They were informed about the Pellissippi Alerts, the school’s primary way of getting information to students. Text alerts were sent out to students during Thursday’s incident and Friday morning when the suspect was arrested.

“We want our students to feel comfortable in knowing what's going on,” said Rebecca Ashford, the VP of Student Affairs.

6 News learned only about a fifth of students sign up for the alerts. Blahut said she plans to sign up her very first day.

“That way if anything like that does happen, we know ahead of time and what to look out for and what to be prepared for,” said Blahut.

There are security cameras all around campus, in fact that's how officers identified the suspect in Thursday's attack. There are also armed campus security officers regularly patrolling the area. But what Pellissippi doesn’t have are the blue light emergency phones seen on many college campuses.

“We just recently had a security audit and we asked the person leading the audit about those blue lights because it was something we were really interested in and they actually advised us against it and said there's no need,” said Ashford.

6 News requested that audit, but we’re told it’s not yet complete.

Students we spoke with say they always carry their cellphones but what many wanted to know was what do if someone is coming at them.

We took their questions to self-defense instructor Michelle Kirk who teaches at Pellissippi State.

"When you know what to do you’re more effective in anything you’re doing.
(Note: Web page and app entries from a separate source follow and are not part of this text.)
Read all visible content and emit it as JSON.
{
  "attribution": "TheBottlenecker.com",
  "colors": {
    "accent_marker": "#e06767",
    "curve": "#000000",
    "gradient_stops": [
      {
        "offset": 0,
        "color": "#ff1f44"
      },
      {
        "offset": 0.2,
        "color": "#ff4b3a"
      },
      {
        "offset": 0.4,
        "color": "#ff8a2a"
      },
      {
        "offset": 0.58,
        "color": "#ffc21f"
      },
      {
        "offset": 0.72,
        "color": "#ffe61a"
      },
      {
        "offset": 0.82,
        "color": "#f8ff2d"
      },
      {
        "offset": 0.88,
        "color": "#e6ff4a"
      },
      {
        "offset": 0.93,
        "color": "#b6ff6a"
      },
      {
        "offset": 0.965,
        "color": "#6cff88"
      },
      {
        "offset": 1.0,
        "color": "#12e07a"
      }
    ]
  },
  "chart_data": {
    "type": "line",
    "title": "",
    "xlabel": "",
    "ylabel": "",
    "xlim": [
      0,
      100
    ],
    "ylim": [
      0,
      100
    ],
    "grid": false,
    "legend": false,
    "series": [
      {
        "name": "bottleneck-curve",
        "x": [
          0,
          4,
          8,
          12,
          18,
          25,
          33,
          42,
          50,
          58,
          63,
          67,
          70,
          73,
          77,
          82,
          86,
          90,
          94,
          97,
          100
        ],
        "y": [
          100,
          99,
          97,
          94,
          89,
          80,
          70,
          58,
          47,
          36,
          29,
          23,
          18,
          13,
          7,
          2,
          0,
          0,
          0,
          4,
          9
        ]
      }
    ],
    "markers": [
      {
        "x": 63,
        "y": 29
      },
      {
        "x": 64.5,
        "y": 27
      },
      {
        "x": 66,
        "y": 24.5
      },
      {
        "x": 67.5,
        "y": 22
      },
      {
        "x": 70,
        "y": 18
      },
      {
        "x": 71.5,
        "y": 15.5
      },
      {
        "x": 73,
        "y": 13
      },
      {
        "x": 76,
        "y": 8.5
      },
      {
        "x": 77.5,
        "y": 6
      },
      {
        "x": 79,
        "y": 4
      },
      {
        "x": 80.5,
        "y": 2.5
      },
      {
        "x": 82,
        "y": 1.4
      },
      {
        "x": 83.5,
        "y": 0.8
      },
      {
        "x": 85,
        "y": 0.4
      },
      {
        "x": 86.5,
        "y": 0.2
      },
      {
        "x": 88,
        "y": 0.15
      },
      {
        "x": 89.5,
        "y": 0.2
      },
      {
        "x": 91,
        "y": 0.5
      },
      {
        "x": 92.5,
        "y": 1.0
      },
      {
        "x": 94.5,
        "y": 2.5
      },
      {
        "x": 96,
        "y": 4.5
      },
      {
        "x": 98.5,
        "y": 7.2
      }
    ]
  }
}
Every four year old knows if they catch on fire they’re going to stop drop and roll, we don’t worry about what to do if we catch on fire. Self defense is the same thing,” said Kirk.

The biggest thing is prevention and to be aware of your surroundings.

"We need to be paying attention, so if we see something, were aware plus it shows I’m paying attention,” she explained.

Once someone does approach Kirk showed us what to do.

"I said backoff," Kirk said to her would-be attacker

Being firm, making noise and showing your attacker you know what you're doing is paramount.

"Even if we feel like jello on the inside, we have to show,” I'm going to defend my boundary,” she said.

If you find yourself in a situation like what happened at the pond, you want to do everything to stay near people.

“If I’m in a parking lot or like she was in the pond area, i want to stay right there. She did such a good job trying to stay in that area. Nine times out of ten if you go to that second site, you’re not coming back,” she warned.

Kirk says to do that, it may involve getting to ground.

"Remember I want to stay here where there are people who can come to my aid,” she explained

Your legs are generally going to be your strongest weapon.

"We want to kick anywhere center line, groin, chest, chin, neck head,” she demonstrated.

And remember you don’t need to win a cage fight just do enough damage to get to safety.

We asked does it make it difference if they have a weapon. She says it’s better to fight back when you still have the opportunity to get to safety than to go with them where you chances of getting away are significantly lower.

If you’re interested in taking self-defense you can find information on Kirk’s classes on her website.

Powered by WorldNow

1306 N. Broadway NE Knoxville,
Tennessee 37917

Telephone: 865.637.NEWS(6397)
Fax: 865.525.4091
Email: newsroom@wate.com

Can’t find something?
Powered by WorldNow
All content © Copyright 2000 - 2014 Young Broadcasting of Knoxville, Inc. A Media General Company.